Assignment: Keep every word of the entries and print them exactly; the pictures stay out.

--- Material provided Enclosed Below ---

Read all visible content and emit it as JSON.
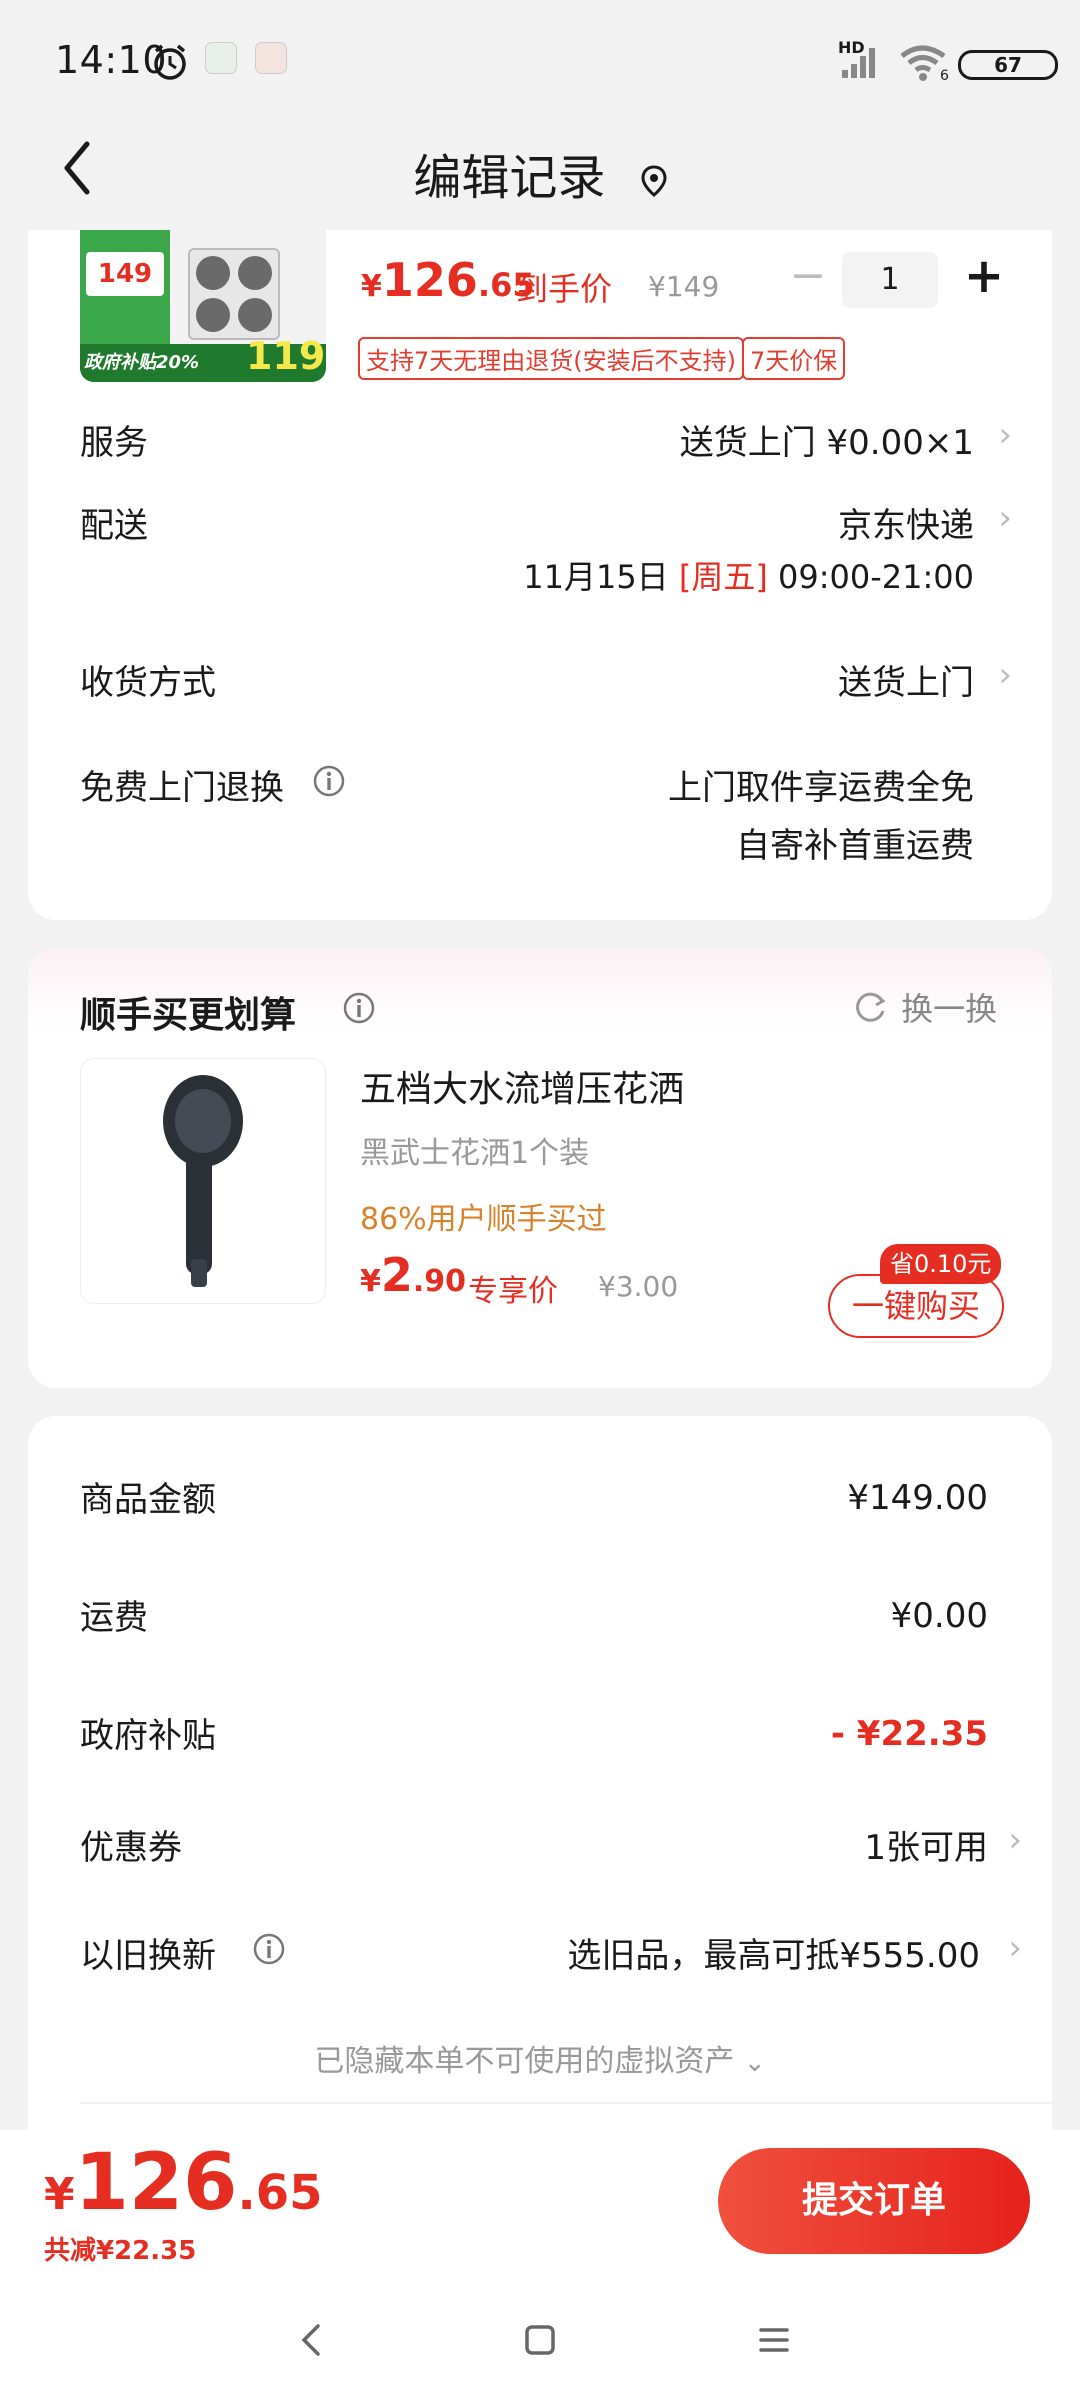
{
  "status": {
    "time": "14:10",
    "battery": "67",
    "network": "HD"
  },
  "header": {
    "title": "编辑记录"
  },
  "product": {
    "price_int": "126",
    "price_dec": ".65",
    "price_currency": "¥",
    "price_note": "到手价",
    "orig_price": "¥149",
    "quantity": "1",
    "tags": [
      "支持7天无理由退货(安装后不支持)",
      "7天价保"
    ],
    "thumb_price": "149",
    "thumb_badge": "119",
    "thumb_subsidy": "政府补贴20%"
  },
  "service": {
    "label": "服务",
    "value": "送货上门 ¥0.00×1"
  },
  "delivery": {
    "label": "配送",
    "carrier": "京东快递",
    "date": "11月15日",
    "weekday": "[周五]",
    "time": "09:00-21:00"
  },
  "receive": {
    "label": "收货方式",
    "value": "送货上门"
  },
  "free_return": {
    "label": "免费上门退换",
    "line1": "上门取件享运费全免",
    "line2": "自寄补首重运费"
  },
  "addon": {
    "title": "顺手买更划算",
    "refresh": "换一换",
    "name": "五档大水流增压花洒",
    "spec": "黑武士花洒1个装",
    "social": "86%用户顺手买过",
    "price_int": "2",
    "price_dec": ".90",
    "price_note": "专享价",
    "orig_price": "¥3.00",
    "save_badge": "省0.10元",
    "buy_button": "一键购买"
  },
  "summary": {
    "goods_label": "商品金额",
    "goods_value": "¥149.00",
    "freight_label": "运费",
    "freight_value": "¥0.00",
    "subsidy_label": "政府补贴",
    "subsidy_value": "- ¥22.35",
    "coupon_label": "优惠券",
    "coupon_value": "1张可用",
    "tradein_label": "以旧换新",
    "tradein_value": "选旧品，最高可抵¥555.00",
    "hidden_note": "已隐藏本单不可使用的虚拟资产"
  },
  "footer": {
    "currency": "¥",
    "total_int": "126",
    "total_dec": ".65",
    "saved": "共减¥22.35",
    "submit": "提交订单"
  },
  "colors": {
    "accent": "#e62d21",
    "orange": "#d9822b"
  }
}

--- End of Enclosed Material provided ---

Exercise response:
Read all visible content and emit it as JSON.
{
  "status": {
    "time": "14:10",
    "battery": "67",
    "network": "HD"
  },
  "header": {
    "title": "编辑记录"
  },
  "product": {
    "price_int": "126",
    "price_dec": ".65",
    "price_currency": "¥",
    "price_note": "到手价",
    "orig_price": "¥149",
    "quantity": "1",
    "tags": [
      "支持7天无理由退货(安装后不支持)",
      "7天价保"
    ],
    "thumb_price": "149",
    "thumb_badge": "119",
    "thumb_subsidy": "政府补贴20%"
  },
  "service": {
    "label": "服务",
    "value": "送货上门 ¥0.00×1"
  },
  "delivery": {
    "label": "配送",
    "carrier": "京东快递",
    "date": "11月15日",
    "weekday": "[周五]",
    "time": "09:00-21:00"
  },
  "receive": {
    "label": "收货方式",
    "value": "送货上门"
  },
  "free_return": {
    "label": "免费上门退换",
    "line1": "上门取件享运费全免",
    "line2": "自寄补首重运费"
  },
  "addon": {
    "title": "顺手买更划算",
    "refresh": "换一换",
    "name": "五档大水流增压花洒",
    "spec": "黑武士花洒1个装",
    "social": "86%用户顺手买过",
    "price_int": "2",
    "price_dec": ".90",
    "price_note": "专享价",
    "orig_price": "¥3.00",
    "save_badge": "省0.10元",
    "buy_button": "一键购买"
  },
  "summary": {
    "goods_label": "商品金额",
    "goods_value": "¥149.00",
    "freight_label": "运费",
    "freight_value": "¥0.00",
    "subsidy_label": "政府补贴",
    "subsidy_value": "- ¥22.35",
    "coupon_label": "优惠券",
    "coupon_value": "1张可用",
    "tradein_label": "以旧换新",
    "tradein_value": "选旧品，最高可抵¥555.00",
    "hidden_note": "已隐藏本单不可使用的虚拟资产"
  },
  "footer": {
    "currency": "¥",
    "total_int": "126",
    "total_dec": ".65",
    "saved": "共减¥22.35",
    "submit": "提交订单"
  },
  "colors": {
    "accent": "#e62d21",
    "orange": "#d9822b"
  }
}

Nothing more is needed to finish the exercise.